HOW TO COMPLETE THIS TASK → Retyping all the entries exactly is the whole task.

Web page and app entries
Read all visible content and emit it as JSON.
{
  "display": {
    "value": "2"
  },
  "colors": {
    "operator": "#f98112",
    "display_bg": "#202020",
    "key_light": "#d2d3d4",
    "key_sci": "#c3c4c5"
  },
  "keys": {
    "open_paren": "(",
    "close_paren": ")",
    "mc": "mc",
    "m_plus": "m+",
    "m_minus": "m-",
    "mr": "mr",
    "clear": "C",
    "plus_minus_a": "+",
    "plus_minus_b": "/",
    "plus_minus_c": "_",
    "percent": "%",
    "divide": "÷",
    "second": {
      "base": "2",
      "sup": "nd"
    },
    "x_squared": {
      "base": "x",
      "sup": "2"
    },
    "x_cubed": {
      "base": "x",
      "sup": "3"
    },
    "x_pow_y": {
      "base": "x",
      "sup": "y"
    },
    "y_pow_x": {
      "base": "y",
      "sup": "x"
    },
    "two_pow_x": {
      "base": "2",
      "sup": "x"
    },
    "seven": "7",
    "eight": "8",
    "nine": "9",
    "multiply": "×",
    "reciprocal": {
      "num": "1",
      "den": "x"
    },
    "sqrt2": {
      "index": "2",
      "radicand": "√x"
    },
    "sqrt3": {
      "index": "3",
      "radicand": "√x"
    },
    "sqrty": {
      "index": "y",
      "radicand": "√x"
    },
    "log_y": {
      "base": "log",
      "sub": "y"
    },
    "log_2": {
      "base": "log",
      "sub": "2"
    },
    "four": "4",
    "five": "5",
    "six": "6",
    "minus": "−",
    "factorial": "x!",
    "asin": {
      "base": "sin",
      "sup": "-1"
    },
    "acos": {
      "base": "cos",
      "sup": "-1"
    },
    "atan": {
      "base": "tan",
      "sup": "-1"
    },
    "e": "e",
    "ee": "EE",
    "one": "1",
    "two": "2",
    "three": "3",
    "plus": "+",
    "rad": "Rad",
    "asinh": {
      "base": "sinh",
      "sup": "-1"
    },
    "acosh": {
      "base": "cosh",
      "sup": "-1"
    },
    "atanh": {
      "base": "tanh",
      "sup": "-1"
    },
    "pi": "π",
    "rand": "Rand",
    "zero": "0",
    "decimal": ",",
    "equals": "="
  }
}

SOLUTION →
Read all visible content and emit it as JSON.
{
  "display": {
    "value": "2"
  },
  "colors": {
    "operator": "#f98112",
    "display_bg": "#202020",
    "key_light": "#d2d3d4",
    "key_sci": "#c3c4c5"
  },
  "keys": {
    "open_paren": "(",
    "close_paren": ")",
    "mc": "mc",
    "m_plus": "m+",
    "m_minus": "m-",
    "mr": "mr",
    "clear": "C",
    "plus_minus_a": "+",
    "plus_minus_b": "/",
    "plus_minus_c": "_",
    "percent": "%",
    "divide": "÷",
    "second": {
      "base": "2",
      "sup": "nd"
    },
    "x_squared": {
      "base": "x",
      "sup": "2"
    },
    "x_cubed": {
      "base": "x",
      "sup": "3"
    },
    "x_pow_y": {
      "base": "x",
      "sup": "y"
    },
    "y_pow_x": {
      "base": "y",
      "sup": "x"
    },
    "two_pow_x": {
      "base": "2",
      "sup": "x"
    },
    "seven": "7",
    "eight": "8",
    "nine": "9",
    "multiply": "×",
    "reciprocal": {
      "num": "1",
      "den": "x"
    },
    "sqrt2": {
      "index": "2",
      "radicand": "√x"
    },
    "sqrt3": {
      "index": "3",
      "radicand": "√x"
    },
    "sqrty": {
      "index": "y",
      "radicand": "√x"
    },
    "log_y": {
      "base": "log",
      "sub": "y"
    },
    "log_2": {
      "base": "log",
      "sub": "2"
    },
    "four": "4",
    "five": "5",
    "six": "6",
    "minus": "−",
    "factorial": "x!",
    "asin": {
      "base": "sin",
      "sup": "-1"
    },
    "acos": {
      "base": "cos",
      "sup": "-1"
    },
    "atan": {
      "base": "tan",
      "sup": "-1"
    },
    "e": "e",
    "ee": "EE",
    "one": "1",
    "two": "2",
    "three": "3",
    "plus": "+",
    "rad": "Rad",
    "asinh": {
      "base": "sinh",
      "sup": "-1"
    },
    "acosh": {
      "base": "cosh",
      "sup": "-1"
    },
    "atanh": {
      "base": "tanh",
      "sup": "-1"
    },
    "pi": "π",
    "rand": "Rand",
    "zero": "0",
    "decimal": ",",
    "equals": "="
  }
}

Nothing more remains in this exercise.